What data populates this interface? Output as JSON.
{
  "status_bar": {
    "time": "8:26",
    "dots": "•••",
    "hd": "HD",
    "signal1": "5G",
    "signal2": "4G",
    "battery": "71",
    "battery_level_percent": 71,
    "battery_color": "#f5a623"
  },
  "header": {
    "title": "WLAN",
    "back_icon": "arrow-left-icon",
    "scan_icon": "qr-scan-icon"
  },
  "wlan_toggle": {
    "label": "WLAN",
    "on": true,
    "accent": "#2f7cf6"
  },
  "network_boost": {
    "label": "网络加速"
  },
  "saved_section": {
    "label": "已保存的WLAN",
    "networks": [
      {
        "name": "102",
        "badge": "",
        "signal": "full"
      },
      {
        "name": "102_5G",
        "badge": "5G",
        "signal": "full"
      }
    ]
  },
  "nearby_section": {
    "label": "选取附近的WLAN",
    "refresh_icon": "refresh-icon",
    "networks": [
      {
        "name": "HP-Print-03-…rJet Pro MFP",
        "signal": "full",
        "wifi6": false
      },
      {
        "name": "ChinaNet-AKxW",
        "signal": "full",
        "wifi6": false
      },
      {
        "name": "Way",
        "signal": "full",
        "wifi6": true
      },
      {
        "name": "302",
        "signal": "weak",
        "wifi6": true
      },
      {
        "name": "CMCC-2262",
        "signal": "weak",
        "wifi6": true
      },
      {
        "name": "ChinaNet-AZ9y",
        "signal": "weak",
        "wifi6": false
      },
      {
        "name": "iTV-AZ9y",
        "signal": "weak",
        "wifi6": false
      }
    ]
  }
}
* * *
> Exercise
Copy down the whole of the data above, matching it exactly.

> Exercise response
What data populates this interface? Output as JSON.
{
  "status_bar": {
    "time": "8:26",
    "dots": "•••",
    "hd": "HD",
    "signal1": "5G",
    "signal2": "4G",
    "battery": "71",
    "battery_level_percent": 71,
    "battery_color": "#f5a623"
  },
  "header": {
    "title": "WLAN",
    "back_icon": "arrow-left-icon",
    "scan_icon": "qr-scan-icon"
  },
  "wlan_toggle": {
    "label": "WLAN",
    "on": true,
    "accent": "#2f7cf6"
  },
  "network_boost": {
    "label": "网络加速"
  },
  "saved_section": {
    "label": "已保存的WLAN",
    "networks": [
      {
        "name": "102",
        "badge": "",
        "signal": "full"
      },
      {
        "name": "102_5G",
        "badge": "5G",
        "signal": "full"
      }
    ]
  },
  "nearby_section": {
    "label": "选取附近的WLAN",
    "refresh_icon": "refresh-icon",
    "networks": [
      {
        "name": "HP-Print-03-…rJet Pro MFP",
        "signal": "full",
        "wifi6": false
      },
      {
        "name": "ChinaNet-AKxW",
        "signal": "full",
        "wifi6": false
      },
      {
        "name": "Way",
        "signal": "full",
        "wifi6": true
      },
      {
        "name": "302",
        "signal": "weak",
        "wifi6": true
      },
      {
        "name": "CMCC-2262",
        "signal": "weak",
        "wifi6": true
      },
      {
        "name": "ChinaNet-AZ9y",
        "signal": "weak",
        "wifi6": false
      },
      {
        "name": "iTV-AZ9y",
        "signal": "weak",
        "wifi6": false
      }
    ]
  }
}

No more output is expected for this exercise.